» **WHAT YOU WILL DO**:
Restate the records that follow word for word. Omit the images.

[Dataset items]

————

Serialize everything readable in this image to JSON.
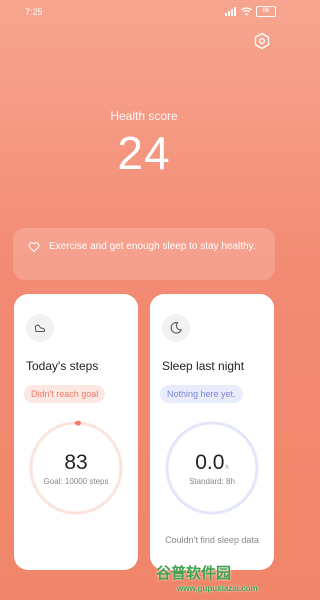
{
  "status_bar": {
    "time": "7:25",
    "battery": "86"
  },
  "health": {
    "title": "Health score",
    "score": "24"
  },
  "tip": {
    "text": "Exercise and get enough sleep to stay healthy."
  },
  "steps_card": {
    "title": "Today's steps",
    "badge": "Didn't reach goal",
    "value": "83",
    "goal_text": "Goal: 10000 steps",
    "progress": 0.0083
  },
  "sleep_card": {
    "title": "Sleep last night",
    "badge": "Nothing here yet.",
    "value": "0.0",
    "unit": "h",
    "standard_text": "Standard: 8h",
    "no_data": "Couldn't find sleep data"
  },
  "watermark": {
    "text": "谷普软件园",
    "url": "www.gupuxiazai.com"
  },
  "colors": {
    "accent": "#ef7b68",
    "sleep_accent": "#7b86d8",
    "bg_top": "#f7a58f",
    "bg_bottom": "#f08569"
  }
}
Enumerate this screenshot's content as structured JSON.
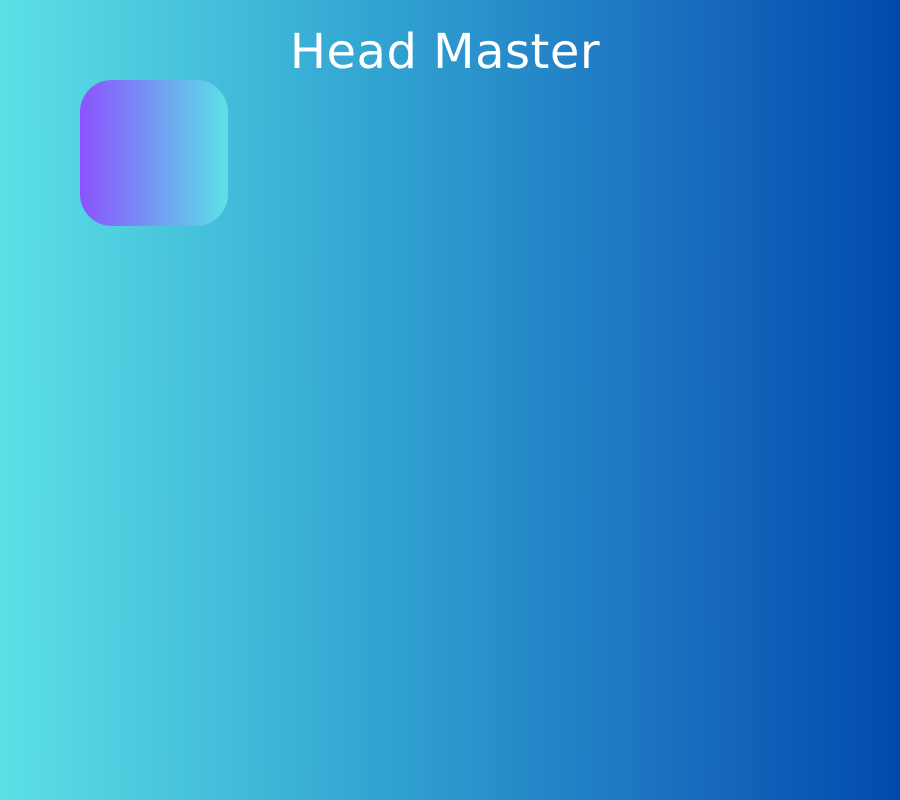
{
  "header": {
    "title": "Head Master"
  },
  "colors": {
    "background_start": "#5ce1e6",
    "background_end": "#004aad",
    "tile_start": "#8c52ff",
    "tile_end": "#5ce1e6",
    "title_text": "#ffffff"
  }
}
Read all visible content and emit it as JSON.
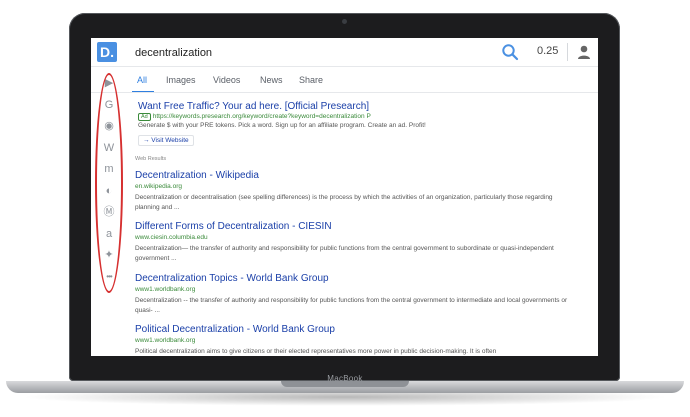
{
  "laptop": {
    "brand": "MacBook"
  },
  "header": {
    "logo": "D.",
    "query": "decentralization",
    "balance": "0.25"
  },
  "tabs": [
    {
      "label": "All",
      "active": true
    },
    {
      "label": "Images",
      "active": false
    },
    {
      "label": "Videos",
      "active": false
    },
    {
      "label": "News",
      "active": false
    },
    {
      "label": "Share",
      "active": false
    }
  ],
  "sidebar_icons": [
    {
      "name": "youtube-icon",
      "glyph": "▶"
    },
    {
      "name": "google-icon",
      "glyph": "G"
    },
    {
      "name": "github-icon",
      "glyph": "◉"
    },
    {
      "name": "wikipedia-icon",
      "glyph": "W"
    },
    {
      "name": "medium-icon",
      "glyph": "m"
    },
    {
      "name": "coinmarketcap-icon",
      "glyph": "◐"
    },
    {
      "name": "monero-icon",
      "glyph": "Ⓜ"
    },
    {
      "name": "amazon-icon",
      "glyph": "a"
    },
    {
      "name": "twitter-icon",
      "glyph": "✦"
    },
    {
      "name": "more-icon",
      "glyph": "•••"
    }
  ],
  "ad": {
    "title": "Want Free Traffic? Your ad here. [Official Presearch]",
    "badge": "Ad",
    "url": "https://keywords.presearch.org/keyword/create?keyword=decentralization",
    "url_suffix": "P",
    "description": "Generate $ with your PRE tokens. Pick a word. Sign up for an affiliate program. Create an ad. Profit!",
    "visit_label": "→ Visit Website"
  },
  "web_results_label": "Web Results",
  "results": [
    {
      "title": "Decentralization - Wikipedia",
      "url": "en.wikipedia.org",
      "snippet": "Decentralization or decentralisation (see spelling differences) is the process by which the activities of an organization, particularly those regarding planning and ..."
    },
    {
      "title": "Different Forms of Decentralization - CIESIN",
      "url": "www.ciesin.columbia.edu",
      "snippet": "Decentralization— the transfer of authority and responsibility for public functions from the central government to subordinate or quasi-independent government ..."
    },
    {
      "title": "Decentralization Topics - World Bank Group",
      "url": "www1.worldbank.org",
      "snippet": "Decentralization -- the transfer of authority and responsibility for public functions from the central government to intermediate and local governments or quasi- ..."
    },
    {
      "title": "Political Decentralization - World Bank Group",
      "url": "www1.worldbank.org",
      "snippet": "Political decentralization aims to give citizens or their elected representatives more power in public decision-making. It is often"
    }
  ],
  "colors": {
    "accent": "#2f7fe0",
    "link": "#1a3fa8",
    "url_green": "#3a8a3a",
    "annotation_red": "#d63030"
  }
}
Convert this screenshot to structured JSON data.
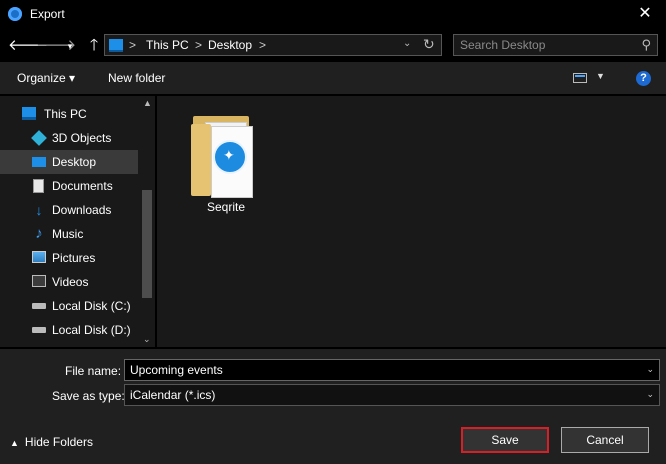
{
  "window": {
    "title": "Export",
    "close_glyph": "✕"
  },
  "nav": {
    "back_glyph": "🡐",
    "forward_glyph": "🡒",
    "recent_glyph": "▾",
    "up_glyph": "🡑"
  },
  "address": {
    "path": [
      "This PC",
      "Desktop"
    ],
    "separator": ">",
    "dropdown_glyph": "⌄",
    "refresh_glyph": "↻"
  },
  "search": {
    "placeholder": "Search Desktop",
    "icon_glyph": "⚲"
  },
  "toolbar": {
    "organize": "Organize ▾",
    "new_folder": "New folder",
    "view_dd": "▼",
    "help": "?"
  },
  "sidebar": {
    "items": [
      {
        "label": "This PC",
        "icon": "pc-icon"
      },
      {
        "label": "3D Objects",
        "icon": "cube-icon"
      },
      {
        "label": "Desktop",
        "icon": "desktop-icon",
        "selected": true
      },
      {
        "label": "Documents",
        "icon": "documents-icon"
      },
      {
        "label": "Downloads",
        "icon": "download-icon"
      },
      {
        "label": "Music",
        "icon": "music-icon"
      },
      {
        "label": "Pictures",
        "icon": "pictures-icon"
      },
      {
        "label": "Videos",
        "icon": "videos-icon"
      },
      {
        "label": "Local Disk (C:)",
        "icon": "drive-icon"
      },
      {
        "label": "Local Disk (D:)",
        "icon": "drive-icon"
      }
    ],
    "scroll_up": "▲",
    "scroll_down": "⌄"
  },
  "content": {
    "items": [
      {
        "label": "Seqrite",
        "icon": "folder-icon"
      }
    ]
  },
  "form": {
    "file_name_label": "File name:",
    "file_name_value": "Upcoming events",
    "type_label": "Save as type:",
    "type_value": "iCalendar (*.ics)",
    "dropdown_glyph": "⌄"
  },
  "footer": {
    "hide_folders": "Hide Folders",
    "hide_chevron": "▲",
    "save": "Save",
    "cancel": "Cancel"
  },
  "colors": {
    "accent": "#1e8fe8",
    "save_border": "#d61f26"
  }
}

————

» **SOLUTION TO THIS TASK**:
Serialize everything readable in this image to JSON.
{
  "status_bar": {
    "time": "7:25",
    "battery": "86"
  },
  "health": {
    "title": "Health score",
    "score": "24"
  },
  "tip": {
    "text": "Exercise and get enough sleep to stay healthy."
  },
  "steps_card": {
    "title": "Today's steps",
    "badge": "Didn't reach goal",
    "value": "83",
    "goal_text": "Goal: 10000 steps",
    "progress": 0.0083
  },
  "sleep_card": {
    "title": "Sleep last night",
    "badge": "Nothing here yet.",
    "value": "0.0",
    "unit": "h",
    "standard_text": "Standard: 8h",
    "no_data": "Couldn't find sleep data"
  },
  "watermark": {
    "text": "谷普软件园",
    "url": "www.gupuxiazai.com"
  },
  "colors": {
    "accent": "#ef7b68",
    "sleep_accent": "#7b86d8",
    "bg_top": "#f7a58f",
    "bg_bottom": "#f08569"
  }
}
Enumerate this screenshot's content as structured JSON.
{
  "header": {
    "title": "Head Master"
  },
  "colors": {
    "background_start": "#5ce1e6",
    "background_end": "#004aad",
    "tile_start": "#8c52ff",
    "tile_end": "#5ce1e6",
    "title_text": "#ffffff"
  }
}
Read all visible content and emit it as JSON.
{
  "laptop": {
    "brand": "MacBook"
  },
  "header": {
    "logo": "D.",
    "query": "decentralization",
    "balance": "0.25"
  },
  "tabs": [
    {
      "label": "All",
      "active": true
    },
    {
      "label": "Images",
      "active": false
    },
    {
      "label": "Videos",
      "active": false
    },
    {
      "label": "News",
      "active": false
    },
    {
      "label": "Share",
      "active": false
    }
  ],
  "sidebar_icons": [
    {
      "name": "youtube-icon",
      "glyph": "▶"
    },
    {
      "name": "google-icon",
      "glyph": "G"
    },
    {
      "name": "github-icon",
      "glyph": "◉"
    },
    {
      "name": "wikipedia-icon",
      "glyph": "W"
    },
    {
      "name": "medium-icon",
      "glyph": "m"
    },
    {
      "name": "coinmarketcap-icon",
      "glyph": "◐"
    },
    {
      "name": "monero-icon",
      "glyph": "Ⓜ"
    },
    {
      "name": "amazon-icon",
      "glyph": "a"
    },
    {
      "name": "twitter-icon",
      "glyph": "✦"
    },
    {
      "name": "more-icon",
      "glyph": "•••"
    }
  ],
  "ad": {
    "title": "Want Free Traffic? Your ad here. [Official Presearch]",
    "badge": "Ad",
    "url": "https://keywords.presearch.org/keyword/create?keyword=decentralization",
    "url_suffix": "P",
    "description": "Generate $ with your PRE tokens. Pick a word. Sign up for an affiliate program. Create an ad. Profit!",
    "visit_label": "→ Visit Website"
  },
  "web_results_label": "Web Results",
  "results": [
    {
      "title": "Decentralization - Wikipedia",
      "url": "en.wikipedia.org",
      "snippet": "Decentralization or decentralisation (see spelling differences) is the process by which the activities of an organization, particularly those regarding planning and ..."
    },
    {
      "title": "Different Forms of Decentralization - CIESIN",
      "url": "www.ciesin.columbia.edu",
      "snippet": "Decentralization— the transfer of authority and responsibility for public functions from the central government to subordinate or quasi-independent government ..."
    },
    {
      "title": "Decentralization Topics - World Bank Group",
      "url": "www1.worldbank.org",
      "snippet": "Decentralization -- the transfer of authority and responsibility for public functions from the central government to intermediate and local governments or quasi- ..."
    },
    {
      "title": "Political Decentralization - World Bank Group",
      "url": "www1.worldbank.org",
      "snippet": "Political decentralization aims to give citizens or their elected representatives more power in public decision-making. It is often"
    }
  ],
  "colors": {
    "accent": "#2f7fe0",
    "link": "#1a3fa8",
    "url_green": "#3a8a3a",
    "annotation_red": "#d63030"
  }
}
Convert this screenshot to structured JSON data.
{
  "window": {
    "title": "Export",
    "close_glyph": "✕"
  },
  "nav": {
    "back_glyph": "🡐",
    "forward_glyph": "🡒",
    "recent_glyph": "▾",
    "up_glyph": "🡑"
  },
  "address": {
    "path": [
      "This PC",
      "Desktop"
    ],
    "separator": ">",
    "dropdown_glyph": "⌄",
    "refresh_glyph": "↻"
  },
  "search": {
    "placeholder": "Search Desktop",
    "icon_glyph": "⚲"
  },
  "toolbar": {
    "organize": "Organize ▾",
    "new_folder": "New folder",
    "view_dd": "▼",
    "help": "?"
  },
  "sidebar": {
    "items": [
      {
        "label": "This PC",
        "icon": "pc-icon"
      },
      {
        "label": "3D Objects",
        "icon": "cube-icon"
      },
      {
        "label": "Desktop",
        "icon": "desktop-icon",
        "selected": true
      },
      {
        "label": "Documents",
        "icon": "documents-icon"
      },
      {
        "label": "Downloads",
        "icon": "download-icon"
      },
      {
        "label": "Music",
        "icon": "music-icon"
      },
      {
        "label": "Pictures",
        "icon": "pictures-icon"
      },
      {
        "label": "Videos",
        "icon": "videos-icon"
      },
      {
        "label": "Local Disk (C:)",
        "icon": "drive-icon"
      },
      {
        "label": "Local Disk (D:)",
        "icon": "drive-icon"
      }
    ],
    "scroll_up": "▲",
    "scroll_down": "⌄"
  },
  "content": {
    "items": [
      {
        "label": "Seqrite",
        "icon": "folder-icon"
      }
    ]
  },
  "form": {
    "file_name_label": "File name:",
    "file_name_value": "Upcoming events",
    "type_label": "Save as type:",
    "type_value": "iCalendar (*.ics)",
    "dropdown_glyph": "⌄"
  },
  "footer": {
    "hide_folders": "Hide Folders",
    "hide_chevron": "▲",
    "save": "Save",
    "cancel": "Cancel"
  },
  "colors": {
    "accent": "#1e8fe8",
    "save_border": "#d61f26"
  }
}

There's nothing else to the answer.